= WHAT THE TASK ASKS =
Retype the entries below word for word, leaving none out.

= AVAILABLE DATA =
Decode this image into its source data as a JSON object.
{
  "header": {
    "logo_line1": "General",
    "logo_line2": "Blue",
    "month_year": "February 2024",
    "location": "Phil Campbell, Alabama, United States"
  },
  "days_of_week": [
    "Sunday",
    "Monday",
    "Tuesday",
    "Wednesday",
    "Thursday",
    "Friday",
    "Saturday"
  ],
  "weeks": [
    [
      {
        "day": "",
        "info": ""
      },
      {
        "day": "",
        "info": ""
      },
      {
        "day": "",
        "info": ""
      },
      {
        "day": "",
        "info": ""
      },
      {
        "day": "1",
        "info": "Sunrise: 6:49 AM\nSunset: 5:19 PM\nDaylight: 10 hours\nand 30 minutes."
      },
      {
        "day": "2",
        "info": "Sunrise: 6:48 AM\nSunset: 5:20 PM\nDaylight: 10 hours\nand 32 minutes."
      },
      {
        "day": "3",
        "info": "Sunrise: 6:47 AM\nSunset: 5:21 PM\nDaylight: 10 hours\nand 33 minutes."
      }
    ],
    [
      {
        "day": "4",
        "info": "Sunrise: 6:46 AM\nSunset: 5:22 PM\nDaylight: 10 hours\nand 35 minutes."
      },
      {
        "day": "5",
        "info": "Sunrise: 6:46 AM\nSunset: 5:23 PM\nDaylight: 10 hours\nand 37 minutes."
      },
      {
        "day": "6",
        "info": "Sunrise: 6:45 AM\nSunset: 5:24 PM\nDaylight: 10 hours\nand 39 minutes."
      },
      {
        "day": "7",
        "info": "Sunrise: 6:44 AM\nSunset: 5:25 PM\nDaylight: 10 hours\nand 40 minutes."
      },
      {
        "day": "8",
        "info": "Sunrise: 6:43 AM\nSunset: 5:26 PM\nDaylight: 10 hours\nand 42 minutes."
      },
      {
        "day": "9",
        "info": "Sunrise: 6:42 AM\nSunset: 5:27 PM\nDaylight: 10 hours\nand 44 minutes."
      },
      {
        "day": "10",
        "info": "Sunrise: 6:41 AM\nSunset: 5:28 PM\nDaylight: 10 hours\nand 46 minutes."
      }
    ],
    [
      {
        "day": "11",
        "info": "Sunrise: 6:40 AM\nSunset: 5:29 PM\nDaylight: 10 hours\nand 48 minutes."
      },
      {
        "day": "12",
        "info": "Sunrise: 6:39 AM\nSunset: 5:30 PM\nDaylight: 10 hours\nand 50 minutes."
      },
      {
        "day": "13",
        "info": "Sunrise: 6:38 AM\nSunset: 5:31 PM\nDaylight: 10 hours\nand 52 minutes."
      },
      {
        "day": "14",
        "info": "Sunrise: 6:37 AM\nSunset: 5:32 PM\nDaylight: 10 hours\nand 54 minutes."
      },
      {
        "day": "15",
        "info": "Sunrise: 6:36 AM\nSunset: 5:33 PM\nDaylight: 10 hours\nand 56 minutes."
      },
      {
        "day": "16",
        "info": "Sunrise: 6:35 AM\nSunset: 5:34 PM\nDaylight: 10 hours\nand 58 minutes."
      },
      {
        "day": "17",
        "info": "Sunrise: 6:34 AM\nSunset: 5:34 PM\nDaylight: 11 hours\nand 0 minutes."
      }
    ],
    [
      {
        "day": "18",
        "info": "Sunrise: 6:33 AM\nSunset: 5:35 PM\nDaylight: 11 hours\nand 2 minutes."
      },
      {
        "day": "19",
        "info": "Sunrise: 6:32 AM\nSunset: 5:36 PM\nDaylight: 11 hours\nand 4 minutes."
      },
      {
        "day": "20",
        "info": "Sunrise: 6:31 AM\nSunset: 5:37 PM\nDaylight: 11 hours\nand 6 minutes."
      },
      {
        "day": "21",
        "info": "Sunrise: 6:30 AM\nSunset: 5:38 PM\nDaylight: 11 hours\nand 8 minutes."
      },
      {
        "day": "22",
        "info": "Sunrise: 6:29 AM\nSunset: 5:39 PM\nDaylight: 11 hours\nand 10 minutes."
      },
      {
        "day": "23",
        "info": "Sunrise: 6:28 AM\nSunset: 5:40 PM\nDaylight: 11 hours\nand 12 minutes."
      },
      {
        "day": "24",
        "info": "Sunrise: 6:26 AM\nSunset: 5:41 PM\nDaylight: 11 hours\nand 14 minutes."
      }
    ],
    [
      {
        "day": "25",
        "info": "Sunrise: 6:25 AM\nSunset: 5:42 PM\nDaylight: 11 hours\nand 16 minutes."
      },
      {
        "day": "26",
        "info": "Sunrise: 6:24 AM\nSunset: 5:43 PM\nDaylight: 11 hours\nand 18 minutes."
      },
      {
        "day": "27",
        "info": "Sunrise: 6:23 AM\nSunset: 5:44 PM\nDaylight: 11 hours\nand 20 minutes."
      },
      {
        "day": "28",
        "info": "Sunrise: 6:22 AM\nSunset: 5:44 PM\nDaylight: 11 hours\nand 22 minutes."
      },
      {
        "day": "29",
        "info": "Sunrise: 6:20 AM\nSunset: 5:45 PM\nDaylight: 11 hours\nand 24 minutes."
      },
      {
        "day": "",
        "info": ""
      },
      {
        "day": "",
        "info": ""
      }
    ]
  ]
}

= SOLUTION FOR THIS TASK =
Decode this image into its source data as a JSON object.
{
  "header": {
    "logo_line1": "General",
    "logo_line2": "Blue",
    "month_year": "February 2024",
    "location": "Phil Campbell, Alabama, United States"
  },
  "days_of_week": [
    "Sunday",
    "Monday",
    "Tuesday",
    "Wednesday",
    "Thursday",
    "Friday",
    "Saturday"
  ],
  "weeks": [
    [
      {
        "day": "",
        "info": ""
      },
      {
        "day": "",
        "info": ""
      },
      {
        "day": "",
        "info": ""
      },
      {
        "day": "",
        "info": ""
      },
      {
        "day": "1",
        "info": "Sunrise: 6:49 AM\nSunset: 5:19 PM\nDaylight: 10 hours\nand 30 minutes."
      },
      {
        "day": "2",
        "info": "Sunrise: 6:48 AM\nSunset: 5:20 PM\nDaylight: 10 hours\nand 32 minutes."
      },
      {
        "day": "3",
        "info": "Sunrise: 6:47 AM\nSunset: 5:21 PM\nDaylight: 10 hours\nand 33 minutes."
      }
    ],
    [
      {
        "day": "4",
        "info": "Sunrise: 6:46 AM\nSunset: 5:22 PM\nDaylight: 10 hours\nand 35 minutes."
      },
      {
        "day": "5",
        "info": "Sunrise: 6:46 AM\nSunset: 5:23 PM\nDaylight: 10 hours\nand 37 minutes."
      },
      {
        "day": "6",
        "info": "Sunrise: 6:45 AM\nSunset: 5:24 PM\nDaylight: 10 hours\nand 39 minutes."
      },
      {
        "day": "7",
        "info": "Sunrise: 6:44 AM\nSunset: 5:25 PM\nDaylight: 10 hours\nand 40 minutes."
      },
      {
        "day": "8",
        "info": "Sunrise: 6:43 AM\nSunset: 5:26 PM\nDaylight: 10 hours\nand 42 minutes."
      },
      {
        "day": "9",
        "info": "Sunrise: 6:42 AM\nSunset: 5:27 PM\nDaylight: 10 hours\nand 44 minutes."
      },
      {
        "day": "10",
        "info": "Sunrise: 6:41 AM\nSunset: 5:28 PM\nDaylight: 10 hours\nand 46 minutes."
      }
    ],
    [
      {
        "day": "11",
        "info": "Sunrise: 6:40 AM\nSunset: 5:29 PM\nDaylight: 10 hours\nand 48 minutes."
      },
      {
        "day": "12",
        "info": "Sunrise: 6:39 AM\nSunset: 5:30 PM\nDaylight: 10 hours\nand 50 minutes."
      },
      {
        "day": "13",
        "info": "Sunrise: 6:38 AM\nSunset: 5:31 PM\nDaylight: 10 hours\nand 52 minutes."
      },
      {
        "day": "14",
        "info": "Sunrise: 6:37 AM\nSunset: 5:32 PM\nDaylight: 10 hours\nand 54 minutes."
      },
      {
        "day": "15",
        "info": "Sunrise: 6:36 AM\nSunset: 5:33 PM\nDaylight: 10 hours\nand 56 minutes."
      },
      {
        "day": "16",
        "info": "Sunrise: 6:35 AM\nSunset: 5:34 PM\nDaylight: 10 hours\nand 58 minutes."
      },
      {
        "day": "17",
        "info": "Sunrise: 6:34 AM\nSunset: 5:34 PM\nDaylight: 11 hours\nand 0 minutes."
      }
    ],
    [
      {
        "day": "18",
        "info": "Sunrise: 6:33 AM\nSunset: 5:35 PM\nDaylight: 11 hours\nand 2 minutes."
      },
      {
        "day": "19",
        "info": "Sunrise: 6:32 AM\nSunset: 5:36 PM\nDaylight: 11 hours\nand 4 minutes."
      },
      {
        "day": "20",
        "info": "Sunrise: 6:31 AM\nSunset: 5:37 PM\nDaylight: 11 hours\nand 6 minutes."
      },
      {
        "day": "21",
        "info": "Sunrise: 6:30 AM\nSunset: 5:38 PM\nDaylight: 11 hours\nand 8 minutes."
      },
      {
        "day": "22",
        "info": "Sunrise: 6:29 AM\nSunset: 5:39 PM\nDaylight: 11 hours\nand 10 minutes."
      },
      {
        "day": "23",
        "info": "Sunrise: 6:28 AM\nSunset: 5:40 PM\nDaylight: 11 hours\nand 12 minutes."
      },
      {
        "day": "24",
        "info": "Sunrise: 6:26 AM\nSunset: 5:41 PM\nDaylight: 11 hours\nand 14 minutes."
      }
    ],
    [
      {
        "day": "25",
        "info": "Sunrise: 6:25 AM\nSunset: 5:42 PM\nDaylight: 11 hours\nand 16 minutes."
      },
      {
        "day": "26",
        "info": "Sunrise: 6:24 AM\nSunset: 5:43 PM\nDaylight: 11 hours\nand 18 minutes."
      },
      {
        "day": "27",
        "info": "Sunrise: 6:23 AM\nSunset: 5:44 PM\nDaylight: 11 hours\nand 20 minutes."
      },
      {
        "day": "28",
        "info": "Sunrise: 6:22 AM\nSunset: 5:44 PM\nDaylight: 11 hours\nand 22 minutes."
      },
      {
        "day": "29",
        "info": "Sunrise: 6:20 AM\nSunset: 5:45 PM\nDaylight: 11 hours\nand 24 minutes."
      },
      {
        "day": "",
        "info": ""
      },
      {
        "day": "",
        "info": ""
      }
    ]
  ]
}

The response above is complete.